*What you will do*
Write down each entry again, exactly as it reads.

= = = = =

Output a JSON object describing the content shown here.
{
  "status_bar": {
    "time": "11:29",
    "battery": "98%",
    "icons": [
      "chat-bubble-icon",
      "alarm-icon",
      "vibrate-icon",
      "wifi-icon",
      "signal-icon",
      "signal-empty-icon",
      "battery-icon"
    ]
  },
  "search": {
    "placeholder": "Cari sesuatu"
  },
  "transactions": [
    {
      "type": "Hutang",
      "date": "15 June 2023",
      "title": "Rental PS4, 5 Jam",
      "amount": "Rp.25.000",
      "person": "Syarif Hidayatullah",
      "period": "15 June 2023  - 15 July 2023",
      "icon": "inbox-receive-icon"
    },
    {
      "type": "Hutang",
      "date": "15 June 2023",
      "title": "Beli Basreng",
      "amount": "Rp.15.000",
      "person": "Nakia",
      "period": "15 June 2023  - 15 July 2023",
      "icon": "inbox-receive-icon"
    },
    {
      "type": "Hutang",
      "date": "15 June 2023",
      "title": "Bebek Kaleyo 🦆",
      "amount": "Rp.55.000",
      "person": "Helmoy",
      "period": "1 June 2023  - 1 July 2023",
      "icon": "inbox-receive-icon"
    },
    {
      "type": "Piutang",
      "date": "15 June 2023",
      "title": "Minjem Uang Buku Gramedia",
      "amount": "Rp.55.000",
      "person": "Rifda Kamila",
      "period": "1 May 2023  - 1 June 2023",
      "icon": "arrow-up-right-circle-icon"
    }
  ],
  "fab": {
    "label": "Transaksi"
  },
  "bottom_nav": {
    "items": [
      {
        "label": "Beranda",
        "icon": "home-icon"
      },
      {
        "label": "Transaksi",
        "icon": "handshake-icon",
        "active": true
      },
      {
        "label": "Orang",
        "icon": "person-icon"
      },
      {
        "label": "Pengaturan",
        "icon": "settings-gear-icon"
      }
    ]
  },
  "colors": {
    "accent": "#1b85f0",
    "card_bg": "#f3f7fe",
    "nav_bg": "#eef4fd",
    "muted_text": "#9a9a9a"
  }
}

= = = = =

*Written answer*
Output a JSON object describing the content shown here.
{
  "status_bar": {
    "time": "11:29",
    "battery": "98%",
    "icons": [
      "chat-bubble-icon",
      "alarm-icon",
      "vibrate-icon",
      "wifi-icon",
      "signal-icon",
      "signal-empty-icon",
      "battery-icon"
    ]
  },
  "search": {
    "placeholder": "Cari sesuatu"
  },
  "transactions": [
    {
      "type": "Hutang",
      "date": "15 June 2023",
      "title": "Rental PS4, 5 Jam",
      "amount": "Rp.25.000",
      "person": "Syarif Hidayatullah",
      "period": "15 June 2023  - 15 July 2023",
      "icon": "inbox-receive-icon"
    },
    {
      "type": "Hutang",
      "date": "15 June 2023",
      "title": "Beli Basreng",
      "amount": "Rp.15.000",
      "person": "Nakia",
      "period": "15 June 2023  - 15 July 2023",
      "icon": "inbox-receive-icon"
    },
    {
      "type": "Hutang",
      "date": "15 June 2023",
      "title": "Bebek Kaleyo 🦆",
      "amount": "Rp.55.000",
      "person": "Helmoy",
      "period": "1 June 2023  - 1 July 2023",
      "icon": "inbox-receive-icon"
    },
    {
      "type": "Piutang",
      "date": "15 June 2023",
      "title": "Minjem Uang Buku Gramedia",
      "amount": "Rp.55.000",
      "person": "Rifda Kamila",
      "period": "1 May 2023  - 1 June 2023",
      "icon": "arrow-up-right-circle-icon"
    }
  ],
  "fab": {
    "label": "Transaksi"
  },
  "bottom_nav": {
    "items": [
      {
        "label": "Beranda",
        "icon": "home-icon"
      },
      {
        "label": "Transaksi",
        "icon": "handshake-icon",
        "active": true
      },
      {
        "label": "Orang",
        "icon": "person-icon"
      },
      {
        "label": "Pengaturan",
        "icon": "settings-gear-icon"
      }
    ]
  },
  "colors": {
    "accent": "#1b85f0",
    "card_bg": "#f3f7fe",
    "nav_bg": "#eef4fd",
    "muted_text": "#9a9a9a"
  }
}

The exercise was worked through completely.